Component data from apps and pages:

──────────────────────────────

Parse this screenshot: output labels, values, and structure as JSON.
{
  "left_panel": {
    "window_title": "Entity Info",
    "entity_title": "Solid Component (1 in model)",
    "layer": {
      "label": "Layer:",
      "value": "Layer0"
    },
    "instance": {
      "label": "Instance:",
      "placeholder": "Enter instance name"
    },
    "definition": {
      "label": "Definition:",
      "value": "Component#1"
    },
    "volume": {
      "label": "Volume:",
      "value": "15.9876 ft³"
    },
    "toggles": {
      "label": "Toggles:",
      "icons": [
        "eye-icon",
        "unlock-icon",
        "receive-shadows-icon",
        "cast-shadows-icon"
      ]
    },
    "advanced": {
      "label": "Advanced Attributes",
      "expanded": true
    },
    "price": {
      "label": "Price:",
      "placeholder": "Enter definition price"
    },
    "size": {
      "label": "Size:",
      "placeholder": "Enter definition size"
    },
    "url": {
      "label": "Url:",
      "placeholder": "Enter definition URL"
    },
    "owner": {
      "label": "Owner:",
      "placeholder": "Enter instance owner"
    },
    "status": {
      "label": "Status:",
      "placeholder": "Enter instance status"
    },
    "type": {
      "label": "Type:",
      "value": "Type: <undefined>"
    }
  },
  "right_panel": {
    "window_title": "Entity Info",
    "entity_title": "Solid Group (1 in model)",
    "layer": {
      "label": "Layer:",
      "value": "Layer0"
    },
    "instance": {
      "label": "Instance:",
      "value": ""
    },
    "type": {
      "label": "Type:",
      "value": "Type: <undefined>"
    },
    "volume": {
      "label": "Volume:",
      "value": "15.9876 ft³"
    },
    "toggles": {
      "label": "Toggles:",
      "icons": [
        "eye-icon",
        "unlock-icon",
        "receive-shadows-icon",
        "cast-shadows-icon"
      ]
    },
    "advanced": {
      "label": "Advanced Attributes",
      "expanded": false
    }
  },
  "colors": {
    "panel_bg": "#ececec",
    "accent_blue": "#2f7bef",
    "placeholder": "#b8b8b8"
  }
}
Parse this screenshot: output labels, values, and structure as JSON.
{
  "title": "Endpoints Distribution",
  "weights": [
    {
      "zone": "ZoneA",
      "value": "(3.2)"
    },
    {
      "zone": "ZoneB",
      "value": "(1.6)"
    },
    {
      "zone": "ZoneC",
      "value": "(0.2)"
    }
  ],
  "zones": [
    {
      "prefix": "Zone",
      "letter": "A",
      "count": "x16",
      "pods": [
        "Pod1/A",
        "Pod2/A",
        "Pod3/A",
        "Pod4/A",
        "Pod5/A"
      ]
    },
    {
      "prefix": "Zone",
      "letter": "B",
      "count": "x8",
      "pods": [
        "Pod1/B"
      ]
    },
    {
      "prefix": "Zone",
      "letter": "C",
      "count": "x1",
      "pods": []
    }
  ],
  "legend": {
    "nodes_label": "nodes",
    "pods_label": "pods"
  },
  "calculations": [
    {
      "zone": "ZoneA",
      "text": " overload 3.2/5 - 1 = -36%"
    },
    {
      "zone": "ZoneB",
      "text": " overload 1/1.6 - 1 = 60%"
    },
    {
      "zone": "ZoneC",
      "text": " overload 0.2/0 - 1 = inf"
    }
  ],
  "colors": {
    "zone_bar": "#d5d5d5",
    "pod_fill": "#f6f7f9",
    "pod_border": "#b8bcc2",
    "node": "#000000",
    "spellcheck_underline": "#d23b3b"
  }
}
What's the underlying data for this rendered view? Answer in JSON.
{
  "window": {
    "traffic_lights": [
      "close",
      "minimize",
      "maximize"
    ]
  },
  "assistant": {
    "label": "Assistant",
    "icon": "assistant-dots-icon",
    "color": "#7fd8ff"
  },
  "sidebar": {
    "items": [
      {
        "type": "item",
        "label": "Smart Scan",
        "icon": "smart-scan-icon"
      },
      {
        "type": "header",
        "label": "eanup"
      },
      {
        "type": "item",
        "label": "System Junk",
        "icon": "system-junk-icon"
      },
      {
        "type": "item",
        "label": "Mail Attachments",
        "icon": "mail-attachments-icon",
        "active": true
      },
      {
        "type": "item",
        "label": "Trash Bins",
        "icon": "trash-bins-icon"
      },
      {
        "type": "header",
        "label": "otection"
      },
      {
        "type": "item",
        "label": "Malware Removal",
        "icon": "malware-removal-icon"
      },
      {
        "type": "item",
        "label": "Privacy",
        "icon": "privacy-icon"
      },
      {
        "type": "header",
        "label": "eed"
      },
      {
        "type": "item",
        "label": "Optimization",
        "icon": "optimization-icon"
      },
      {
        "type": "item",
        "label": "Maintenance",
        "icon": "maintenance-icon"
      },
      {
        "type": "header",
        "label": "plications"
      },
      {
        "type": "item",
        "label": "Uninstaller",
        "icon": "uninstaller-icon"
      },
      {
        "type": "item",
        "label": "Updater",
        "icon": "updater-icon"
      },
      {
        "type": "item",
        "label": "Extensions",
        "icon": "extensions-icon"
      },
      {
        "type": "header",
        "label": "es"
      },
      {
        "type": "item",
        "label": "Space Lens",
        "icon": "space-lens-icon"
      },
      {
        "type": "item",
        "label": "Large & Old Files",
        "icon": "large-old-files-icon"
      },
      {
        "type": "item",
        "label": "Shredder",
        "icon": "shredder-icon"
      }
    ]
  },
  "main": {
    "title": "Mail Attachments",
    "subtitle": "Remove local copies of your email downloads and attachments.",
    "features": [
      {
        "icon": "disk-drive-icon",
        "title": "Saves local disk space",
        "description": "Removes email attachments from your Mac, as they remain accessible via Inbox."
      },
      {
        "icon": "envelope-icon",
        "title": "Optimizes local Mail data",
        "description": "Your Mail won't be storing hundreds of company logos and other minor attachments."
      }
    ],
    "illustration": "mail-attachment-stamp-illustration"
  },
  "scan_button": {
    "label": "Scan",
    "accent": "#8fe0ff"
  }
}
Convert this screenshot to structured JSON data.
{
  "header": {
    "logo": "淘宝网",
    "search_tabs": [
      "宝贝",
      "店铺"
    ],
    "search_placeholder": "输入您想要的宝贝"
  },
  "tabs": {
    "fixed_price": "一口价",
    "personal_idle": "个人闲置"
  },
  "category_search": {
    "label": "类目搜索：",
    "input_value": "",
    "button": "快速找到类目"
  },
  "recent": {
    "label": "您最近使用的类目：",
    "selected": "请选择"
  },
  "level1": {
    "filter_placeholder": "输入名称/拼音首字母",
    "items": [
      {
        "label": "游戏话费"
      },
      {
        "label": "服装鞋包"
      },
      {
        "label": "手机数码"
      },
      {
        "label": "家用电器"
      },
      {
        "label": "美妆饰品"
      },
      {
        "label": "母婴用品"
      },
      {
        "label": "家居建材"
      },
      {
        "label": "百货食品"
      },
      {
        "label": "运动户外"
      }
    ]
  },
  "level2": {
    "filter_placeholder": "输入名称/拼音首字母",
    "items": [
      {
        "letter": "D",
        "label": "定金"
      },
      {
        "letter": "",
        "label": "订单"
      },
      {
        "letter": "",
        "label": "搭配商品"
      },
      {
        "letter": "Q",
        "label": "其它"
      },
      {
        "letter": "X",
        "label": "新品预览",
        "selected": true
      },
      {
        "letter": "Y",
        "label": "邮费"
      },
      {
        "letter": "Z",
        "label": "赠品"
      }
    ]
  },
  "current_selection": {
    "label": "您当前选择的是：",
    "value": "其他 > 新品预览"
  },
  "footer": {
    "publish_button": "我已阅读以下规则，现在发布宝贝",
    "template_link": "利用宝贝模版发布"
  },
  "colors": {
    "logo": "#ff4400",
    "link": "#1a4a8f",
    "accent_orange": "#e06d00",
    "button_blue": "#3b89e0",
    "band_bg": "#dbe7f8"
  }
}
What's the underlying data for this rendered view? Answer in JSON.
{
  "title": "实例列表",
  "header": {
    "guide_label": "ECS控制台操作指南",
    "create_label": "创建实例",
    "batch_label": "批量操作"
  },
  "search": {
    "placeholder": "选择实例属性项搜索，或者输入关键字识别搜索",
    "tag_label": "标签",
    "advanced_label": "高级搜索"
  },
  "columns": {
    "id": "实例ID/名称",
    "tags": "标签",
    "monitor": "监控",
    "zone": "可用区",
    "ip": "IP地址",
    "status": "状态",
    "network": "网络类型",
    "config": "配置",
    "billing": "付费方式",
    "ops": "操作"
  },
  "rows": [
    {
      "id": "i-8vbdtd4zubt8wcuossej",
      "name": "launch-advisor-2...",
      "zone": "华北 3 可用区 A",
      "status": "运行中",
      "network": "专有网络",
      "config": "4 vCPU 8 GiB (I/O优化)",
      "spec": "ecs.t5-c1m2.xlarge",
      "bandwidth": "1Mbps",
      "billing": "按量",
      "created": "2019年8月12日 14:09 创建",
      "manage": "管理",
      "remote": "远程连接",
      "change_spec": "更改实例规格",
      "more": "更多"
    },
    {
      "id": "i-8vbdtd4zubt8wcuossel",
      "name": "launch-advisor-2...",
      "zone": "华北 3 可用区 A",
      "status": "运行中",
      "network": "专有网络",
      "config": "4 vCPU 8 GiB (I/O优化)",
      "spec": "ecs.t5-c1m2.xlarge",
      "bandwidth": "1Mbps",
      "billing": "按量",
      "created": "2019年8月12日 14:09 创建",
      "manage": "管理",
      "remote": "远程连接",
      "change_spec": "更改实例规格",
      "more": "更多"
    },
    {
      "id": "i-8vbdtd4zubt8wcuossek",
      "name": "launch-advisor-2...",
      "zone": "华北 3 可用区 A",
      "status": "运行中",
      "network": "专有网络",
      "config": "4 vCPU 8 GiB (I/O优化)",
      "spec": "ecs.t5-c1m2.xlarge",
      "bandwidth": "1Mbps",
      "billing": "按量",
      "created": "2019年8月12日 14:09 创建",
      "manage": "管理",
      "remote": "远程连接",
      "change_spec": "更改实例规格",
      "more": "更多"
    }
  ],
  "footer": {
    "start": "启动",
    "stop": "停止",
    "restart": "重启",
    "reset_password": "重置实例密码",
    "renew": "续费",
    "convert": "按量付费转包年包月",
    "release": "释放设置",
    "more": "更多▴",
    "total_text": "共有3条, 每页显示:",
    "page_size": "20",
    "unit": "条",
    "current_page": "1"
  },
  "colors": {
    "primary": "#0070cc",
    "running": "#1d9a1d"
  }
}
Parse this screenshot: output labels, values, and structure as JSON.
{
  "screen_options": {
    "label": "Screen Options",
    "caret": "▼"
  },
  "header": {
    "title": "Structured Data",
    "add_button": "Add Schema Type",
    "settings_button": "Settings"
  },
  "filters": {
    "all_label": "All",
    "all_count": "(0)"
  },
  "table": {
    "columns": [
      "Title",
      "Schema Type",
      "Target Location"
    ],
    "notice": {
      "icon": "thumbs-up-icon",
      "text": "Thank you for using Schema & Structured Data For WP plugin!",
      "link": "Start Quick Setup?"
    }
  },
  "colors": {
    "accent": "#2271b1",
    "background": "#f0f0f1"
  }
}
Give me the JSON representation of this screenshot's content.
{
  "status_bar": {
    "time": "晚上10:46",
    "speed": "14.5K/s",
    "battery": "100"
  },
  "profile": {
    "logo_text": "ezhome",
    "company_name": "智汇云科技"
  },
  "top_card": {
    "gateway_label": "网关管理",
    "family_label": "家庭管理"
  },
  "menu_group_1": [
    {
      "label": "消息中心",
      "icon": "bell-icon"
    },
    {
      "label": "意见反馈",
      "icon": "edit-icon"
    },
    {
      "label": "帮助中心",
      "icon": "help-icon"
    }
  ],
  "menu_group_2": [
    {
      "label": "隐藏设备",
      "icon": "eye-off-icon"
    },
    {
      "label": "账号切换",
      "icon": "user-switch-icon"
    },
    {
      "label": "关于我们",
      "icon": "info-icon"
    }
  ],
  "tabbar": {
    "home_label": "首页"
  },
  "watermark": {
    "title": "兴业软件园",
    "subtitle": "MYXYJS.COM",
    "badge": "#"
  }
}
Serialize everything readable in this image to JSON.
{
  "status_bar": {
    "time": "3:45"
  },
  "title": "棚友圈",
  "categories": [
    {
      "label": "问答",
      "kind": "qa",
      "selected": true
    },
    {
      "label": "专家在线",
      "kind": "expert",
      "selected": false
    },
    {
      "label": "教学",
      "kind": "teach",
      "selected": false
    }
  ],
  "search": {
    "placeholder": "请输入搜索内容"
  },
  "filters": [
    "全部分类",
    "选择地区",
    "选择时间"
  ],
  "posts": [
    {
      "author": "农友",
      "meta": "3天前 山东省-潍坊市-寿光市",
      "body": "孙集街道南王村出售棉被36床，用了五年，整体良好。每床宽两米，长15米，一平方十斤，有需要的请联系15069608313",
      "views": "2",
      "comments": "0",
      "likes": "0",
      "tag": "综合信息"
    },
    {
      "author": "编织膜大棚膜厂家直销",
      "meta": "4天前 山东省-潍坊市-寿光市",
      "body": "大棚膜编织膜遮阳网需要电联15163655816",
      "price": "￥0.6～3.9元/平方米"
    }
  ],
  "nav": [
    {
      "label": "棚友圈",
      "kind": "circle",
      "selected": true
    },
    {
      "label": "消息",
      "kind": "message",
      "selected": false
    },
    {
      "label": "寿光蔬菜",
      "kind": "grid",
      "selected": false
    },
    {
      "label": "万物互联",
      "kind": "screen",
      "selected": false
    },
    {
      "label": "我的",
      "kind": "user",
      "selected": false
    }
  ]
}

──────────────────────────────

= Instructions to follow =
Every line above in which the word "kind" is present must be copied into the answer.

= Written reply =
      "kind": "qa",
      "kind": "expert",
      "kind": "teach",
      "kind": "circle",
      "kind": "message",
      "kind": "grid",
      "kind": "screen",
      "kind": "user",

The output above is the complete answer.